I think a lot of parents struggle with the idea that children need constant engagement and involvement. In fact, I know they do because things like Pinterest exist for parents to inform themselves of new ways to occupy every waking moment of their child’s day. Children must never be bored, parents must never be too busy, and everything about childhood must be wondrous and magical and filled with activities!
We live in a world where time is a status symbol. If you have time to cook all your meals from scratch from food you’ve grown in your own yard and then sit your children down in handmade clothing to play a game you made yourself from cutesy craft supplies, you are a good person. If you can’t do these things, well, then you should at least aspire to them because these things are what good people with happy lives do.
I had a great childhood full of magic and joy. I always knew that I was loved and cared for, I always felt special, and I recall the idyllic sense of innocence and wonder we all hope our kids will have, yet I can’t remember one time my mom and I sat down to do a craft together or that she played on the playground with me. My mom was a single parent with three kids. Most nights she worked late to make ends meet while I made dinner for my siblings and made sure everyone got homework done. Sometimes we played board games together on Friday nights, but she wasn’t my playmate and constant companion. She was my mother.
If you have time to do everything for and with your kids, I think that’s lovely. I would never fault someone spending time with their kids. Rather, I’m writing this for the people who worry that they’re taking something from their children if they have to step away from them to take on other responsibilities; the ones who feel busy, guilty, exhausted, and frazzled.
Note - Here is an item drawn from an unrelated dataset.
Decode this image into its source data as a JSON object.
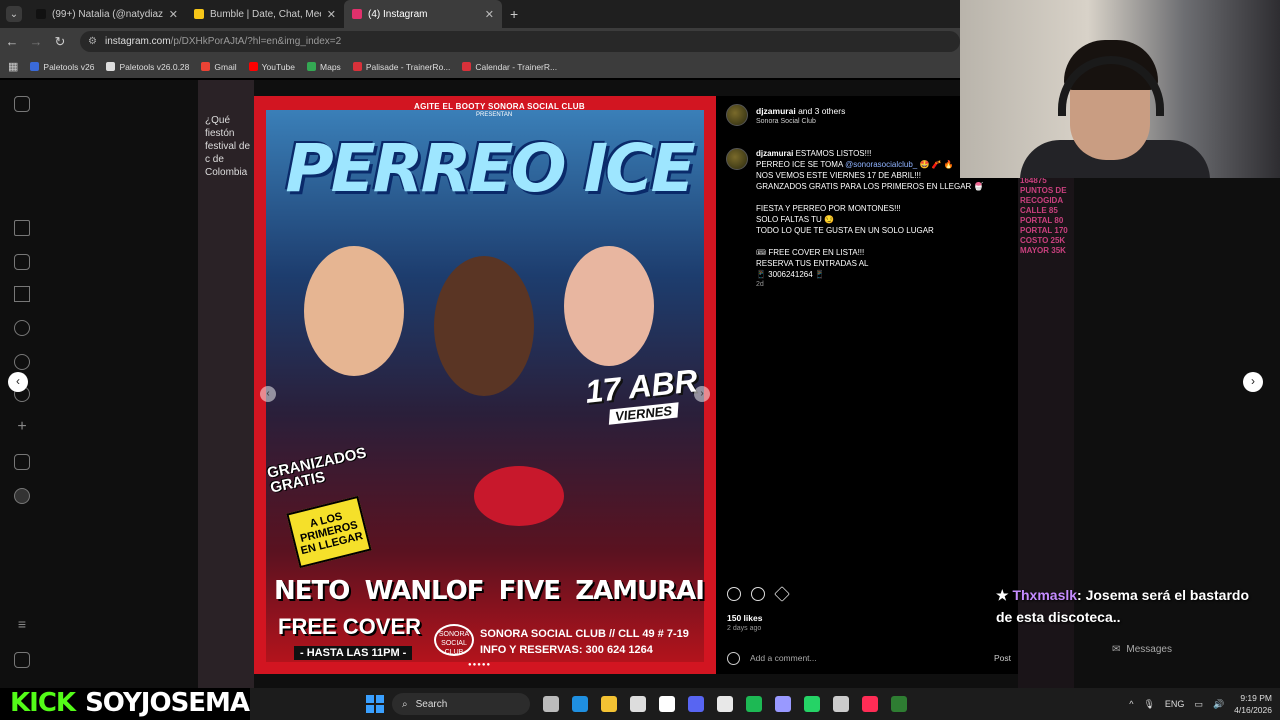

I occasionally do a craft or bake a special treat with my kids. Sometimes when I finish work early I’ll sit down and build Lego houses or go outside to kick the soccer ball around. I make sure we eat dinner together, and my husband and I take turns reading them bedtime stories at night, but I don’t play with my kids. Not all the time. I offer them quality time when I can, and I don’t feel guilty about the quantity.